=== Begin Enclosure ===

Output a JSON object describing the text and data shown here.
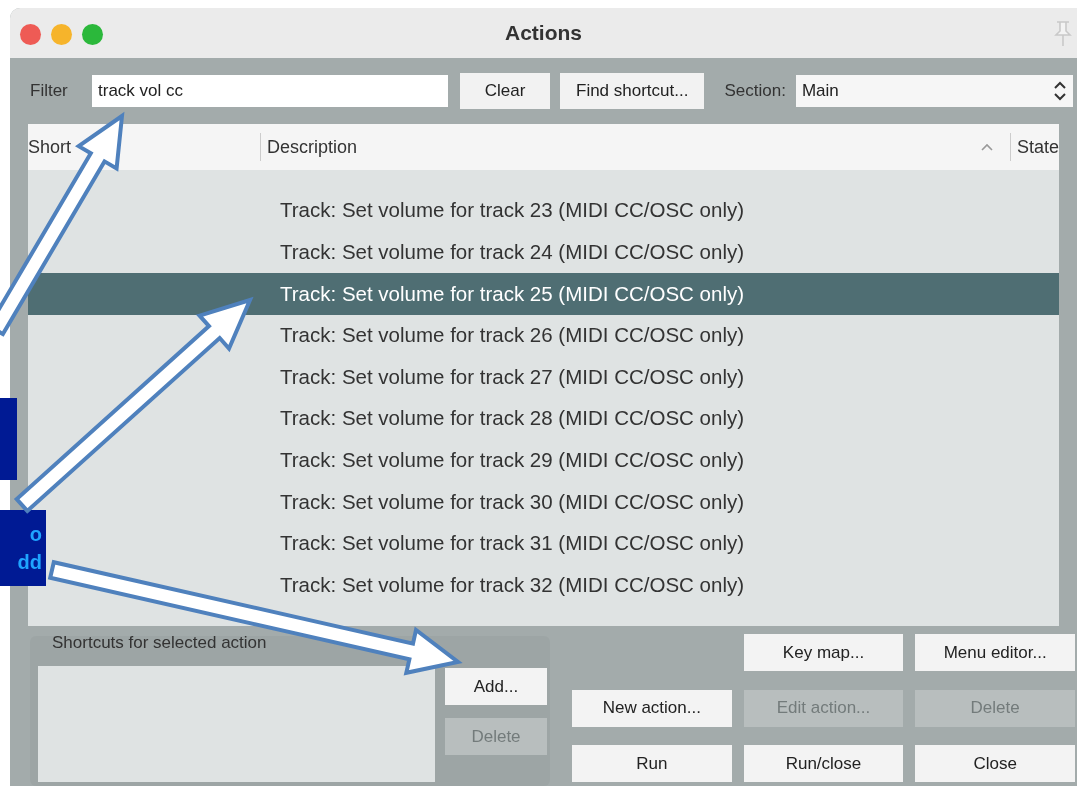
{
  "window": {
    "title": "Actions"
  },
  "filter": {
    "label": "Filter",
    "value": "track vol cc"
  },
  "top_buttons": [
    {
      "label": "Clear"
    },
    {
      "label": "Find shortcut..."
    }
  ],
  "section": {
    "label": "Section:",
    "value": "Main"
  },
  "table": {
    "columns": [
      {
        "label": "Short"
      },
      {
        "label": "Description",
        "sorted": true
      },
      {
        "label": "State"
      }
    ],
    "rows": [
      {
        "description": "Track: Set volume for track 23 (MIDI CC/OSC only)",
        "selected": false
      },
      {
        "description": "Track: Set volume for track 24 (MIDI CC/OSC only)",
        "selected": false
      },
      {
        "description": "Track: Set volume for track 25 (MIDI CC/OSC only)",
        "selected": true
      },
      {
        "description": "Track: Set volume for track 26 (MIDI CC/OSC only)",
        "selected": false
      },
      {
        "description": "Track: Set volume for track 27 (MIDI CC/OSC only)",
        "selected": false
      },
      {
        "description": "Track: Set volume for track 28 (MIDI CC/OSC only)",
        "selected": false
      },
      {
        "description": "Track: Set volume for track 29 (MIDI CC/OSC only)",
        "selected": false
      },
      {
        "description": "Track: Set volume for track 30 (MIDI CC/OSC only)",
        "selected": false
      },
      {
        "description": "Track: Set volume for track 31 (MIDI CC/OSC only)",
        "selected": false
      },
      {
        "description": "Track: Set volume for track 32 (MIDI CC/OSC only)",
        "selected": false
      }
    ]
  },
  "shortcuts": {
    "label": "Shortcuts for selected action",
    "buttons": [
      {
        "label": "Add...",
        "disabled": false
      },
      {
        "label": "Delete",
        "disabled": true
      }
    ]
  },
  "action_buttons": [
    {
      "label": "Key map...",
      "disabled": false
    },
    {
      "label": "Menu editor...",
      "disabled": false
    },
    {
      "label": "New action...",
      "disabled": false
    },
    {
      "label": "Edit action...",
      "disabled": true
    },
    {
      "label": "Delete",
      "disabled": true
    },
    {
      "label": "Run",
      "disabled": false
    },
    {
      "label": "Run/close",
      "disabled": false
    },
    {
      "label": "Close",
      "disabled": false
    }
  ],
  "annotations": [
    {
      "kind": "blank"
    },
    {
      "kind": "text",
      "lines": [
        "o",
        "dd"
      ]
    }
  ]
}
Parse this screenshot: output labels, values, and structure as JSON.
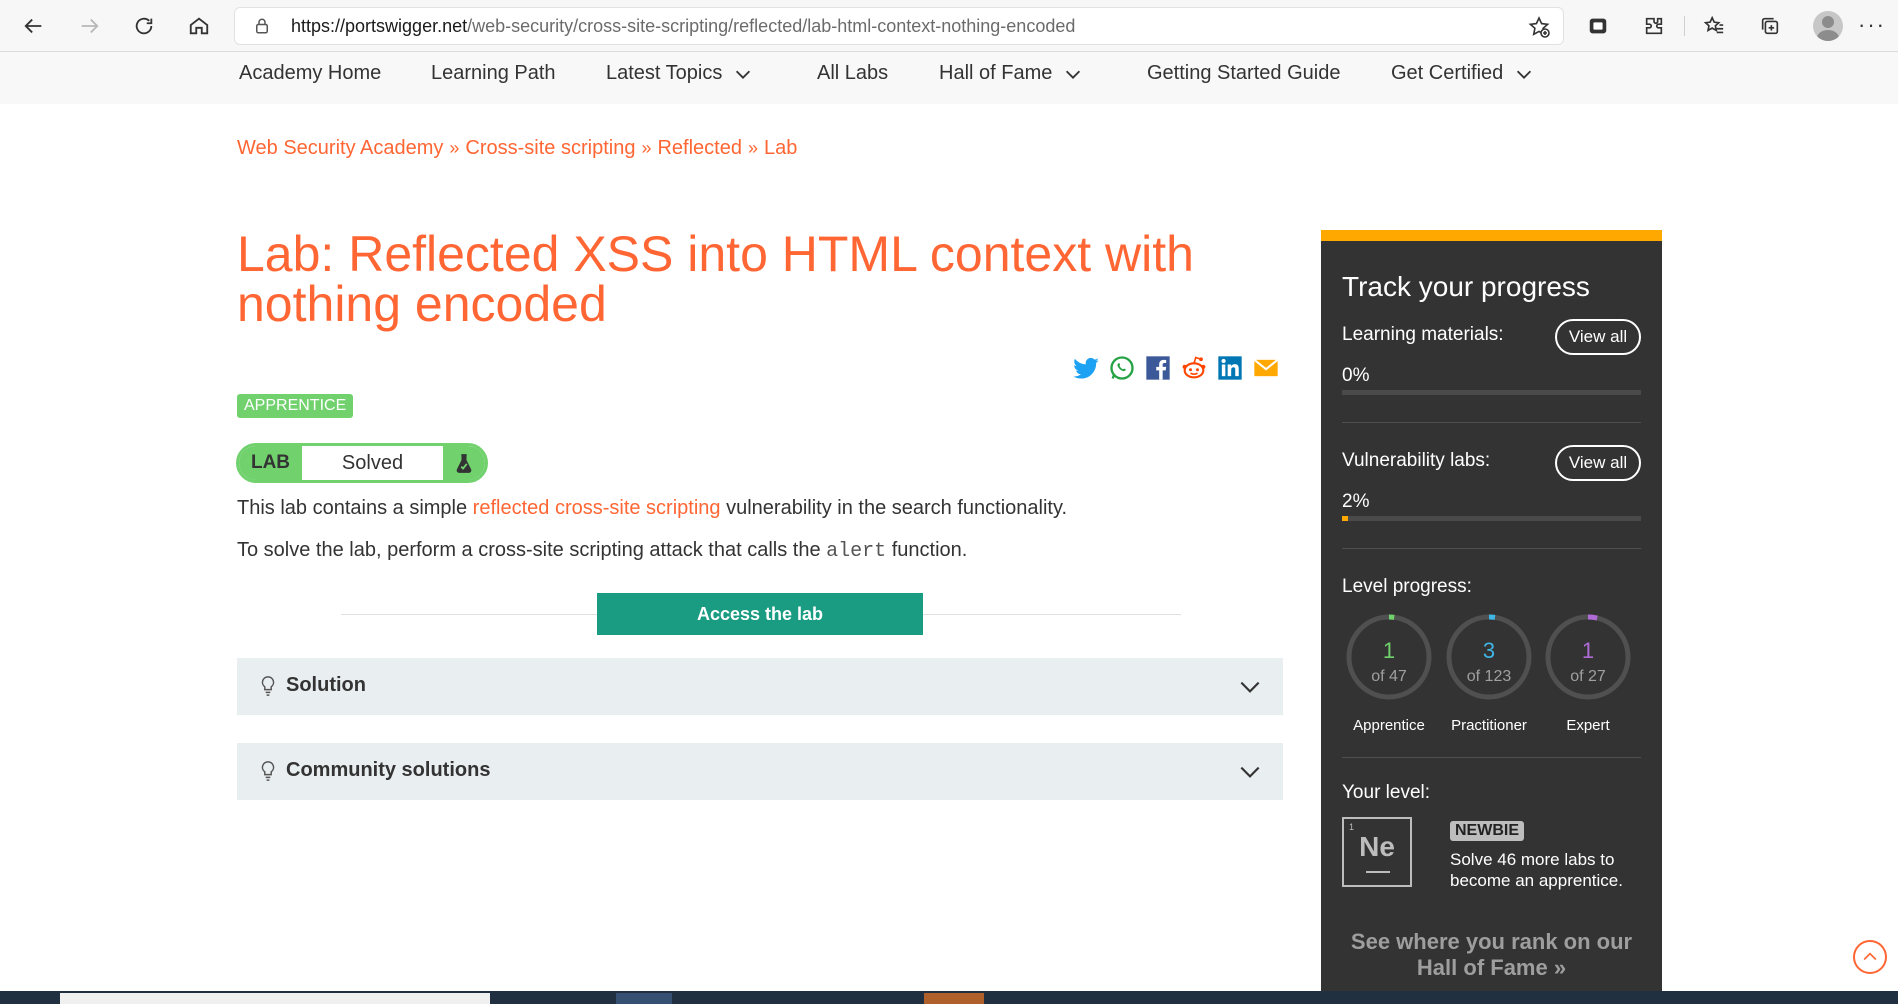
{
  "browser": {
    "url_host": "https://portswigger.net",
    "url_path": "/web-security/cross-site-scripting/reflected/lab-html-context-nothing-encoded",
    "more_label": "···"
  },
  "nav": {
    "items": [
      {
        "label": "Academy Home",
        "dropdown": false
      },
      {
        "label": "Learning Path",
        "dropdown": false
      },
      {
        "label": "Latest Topics",
        "dropdown": true
      },
      {
        "label": "All Labs",
        "dropdown": false
      },
      {
        "label": "Hall of Fame",
        "dropdown": true
      },
      {
        "label": "Getting Started Guide",
        "dropdown": false
      },
      {
        "label": "Get Certified",
        "dropdown": true
      }
    ]
  },
  "breadcrumb": {
    "items": [
      "Web Security Academy",
      "Cross-site scripting",
      "Reflected",
      "Lab"
    ],
    "separator": "»"
  },
  "page": {
    "title": "Lab: Reflected XSS into HTML context with nothing encoded",
    "level_badge": "APPRENTICE",
    "lab_label": "LAB",
    "lab_state": "Solved",
    "para1_pre": "This lab contains a simple ",
    "para1_link": "reflected cross-site scripting",
    "para1_post": " vulnerability in the search functionality.",
    "para2_pre": "To solve the lab, perform a cross-site scripting attack that calls the ",
    "para2_code": "alert",
    "para2_post": " function.",
    "access_button": "Access the lab",
    "accordions": [
      "Solution",
      "Community solutions"
    ],
    "share_icons": [
      "twitter-icon",
      "whatsapp-icon",
      "facebook-icon",
      "reddit-icon",
      "linkedin-icon",
      "email-icon"
    ]
  },
  "sidebar": {
    "title": "Track your progress",
    "learning_label": "Learning materials:",
    "learning_viewall": "View all",
    "learning_pct": "0%",
    "learning_fraction": 0,
    "vuln_label": "Vulnerability labs:",
    "vuln_viewall": "View all",
    "vuln_pct": "2%",
    "vuln_fraction": 0.02,
    "level_progress_label": "Level progress:",
    "levels": [
      {
        "name": "Apprentice",
        "solved": "1",
        "of": "of 47",
        "color": "#70d16d",
        "fraction": 0.021
      },
      {
        "name": "Practitioner",
        "solved": "3",
        "of": "of 123",
        "color": "#3fb6e6",
        "fraction": 0.024
      },
      {
        "name": "Expert",
        "solved": "1",
        "of": "of 27",
        "color": "#b06cd6",
        "fraction": 0.037
      }
    ],
    "your_level_label": "Your level:",
    "element_symbol": "Ne",
    "element_number": "1",
    "level_tag": "NEWBIE",
    "solve_more": "Solve 46 more labs to become an apprentice.",
    "hall_link": "See where you rank on our Hall of Fame »"
  },
  "colors": {
    "accent": "#ff6633",
    "green": "#70d16d",
    "teal": "#1a9c82",
    "sidebar_bg": "#333333",
    "sidebar_border": "#ffa800"
  }
}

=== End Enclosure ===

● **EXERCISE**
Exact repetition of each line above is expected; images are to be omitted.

● **SOLUTION TO THE EXERCISE**
Output a JSON object describing the text and data shown here.
{
  "window": {
    "title": "Actions"
  },
  "filter": {
    "label": "Filter",
    "value": "track vol cc"
  },
  "top_buttons": [
    {
      "label": "Clear"
    },
    {
      "label": "Find shortcut..."
    }
  ],
  "section": {
    "label": "Section:",
    "value": "Main"
  },
  "table": {
    "columns": [
      {
        "label": "Short"
      },
      {
        "label": "Description",
        "sorted": true
      },
      {
        "label": "State"
      }
    ],
    "rows": [
      {
        "description": "Track: Set volume for track 23 (MIDI CC/OSC only)",
        "selected": false
      },
      {
        "description": "Track: Set volume for track 24 (MIDI CC/OSC only)",
        "selected": false
      },
      {
        "description": "Track: Set volume for track 25 (MIDI CC/OSC only)",
        "selected": true
      },
      {
        "description": "Track: Set volume for track 26 (MIDI CC/OSC only)",
        "selected": false
      },
      {
        "description": "Track: Set volume for track 27 (MIDI CC/OSC only)",
        "selected": false
      },
      {
        "description": "Track: Set volume for track 28 (MIDI CC/OSC only)",
        "selected": false
      },
      {
        "description": "Track: Set volume for track 29 (MIDI CC/OSC only)",
        "selected": false
      },
      {
        "description": "Track: Set volume for track 30 (MIDI CC/OSC only)",
        "selected": false
      },
      {
        "description": "Track: Set volume for track 31 (MIDI CC/OSC only)",
        "selected": false
      },
      {
        "description": "Track: Set volume for track 32 (MIDI CC/OSC only)",
        "selected": false
      }
    ]
  },
  "shortcuts": {
    "label": "Shortcuts for selected action",
    "buttons": [
      {
        "label": "Add...",
        "disabled": false
      },
      {
        "label": "Delete",
        "disabled": true
      }
    ]
  },
  "action_buttons": [
    {
      "label": "Key map...",
      "disabled": false
    },
    {
      "label": "Menu editor...",
      "disabled": false
    },
    {
      "label": "New action...",
      "disabled": false
    },
    {
      "label": "Edit action...",
      "disabled": true
    },
    {
      "label": "Delete",
      "disabled": true
    },
    {
      "label": "Run",
      "disabled": false
    },
    {
      "label": "Run/close",
      "disabled": false
    },
    {
      "label": "Close",
      "disabled": false
    }
  ],
  "annotations": [
    {
      "kind": "blank"
    },
    {
      "kind": "text",
      "lines": [
        "o",
        "dd"
      ]
    }
  ]
}
Parse this screenshot: output labels, values, and structure as JSON.
{
  "browser": {
    "url_host": "https://portswigger.net",
    "url_path": "/web-security/cross-site-scripting/reflected/lab-html-context-nothing-encoded",
    "more_label": "···"
  },
  "nav": {
    "items": [
      {
        "label": "Academy Home",
        "dropdown": false
      },
      {
        "label": "Learning Path",
        "dropdown": false
      },
      {
        "label": "Latest Topics",
        "dropdown": true
      },
      {
        "label": "All Labs",
        "dropdown": false
      },
      {
        "label": "Hall of Fame",
        "dropdown": true
      },
      {
        "label": "Getting Started Guide",
        "dropdown": false
      },
      {
        "label": "Get Certified",
        "dropdown": true
      }
    ]
  },
  "breadcrumb": {
    "items": [
      "Web Security Academy",
      "Cross-site scripting",
      "Reflected",
      "Lab"
    ],
    "separator": "»"
  },
  "page": {
    "title": "Lab: Reflected XSS into HTML context with nothing encoded",
    "level_badge": "APPRENTICE",
    "lab_label": "LAB",
    "lab_state": "Solved",
    "para1_pre": "This lab contains a simple ",
    "para1_link": "reflected cross-site scripting",
    "para1_post": " vulnerability in the search functionality.",
    "para2_pre": "To solve the lab, perform a cross-site scripting attack that calls the ",
    "para2_code": "alert",
    "para2_post": " function.",
    "access_button": "Access the lab",
    "accordions": [
      "Solution",
      "Community solutions"
    ],
    "share_icons": [
      "twitter-icon",
      "whatsapp-icon",
      "facebook-icon",
      "reddit-icon",
      "linkedin-icon",
      "email-icon"
    ]
  },
  "sidebar": {
    "title": "Track your progress",
    "learning_label": "Learning materials:",
    "learning_viewall": "View all",
    "learning_pct": "0%",
    "learning_fraction": 0,
    "vuln_label": "Vulnerability labs:",
    "vuln_viewall": "View all",
    "vuln_pct": "2%",
    "vuln_fraction": 0.02,
    "level_progress_label": "Level progress:",
    "levels": [
      {
        "name": "Apprentice",
        "solved": "1",
        "of": "of 47",
        "color": "#70d16d",
        "fraction": 0.021
      },
      {
        "name": "Practitioner",
        "solved": "3",
        "of": "of 123",
        "color": "#3fb6e6",
        "fraction": 0.024
      },
      {
        "name": "Expert",
        "solved": "1",
        "of": "of 27",
        "color": "#b06cd6",
        "fraction": 0.037
      }
    ],
    "your_level_label": "Your level:",
    "element_symbol": "Ne",
    "element_number": "1",
    "level_tag": "NEWBIE",
    "solve_more": "Solve 46 more labs to become an apprentice.",
    "hall_link": "See where you rank on our Hall of Fame »"
  },
  "colors": {
    "accent": "#ff6633",
    "green": "#70d16d",
    "teal": "#1a9c82",
    "sidebar_bg": "#333333",
    "sidebar_border": "#ffa800"
  }
}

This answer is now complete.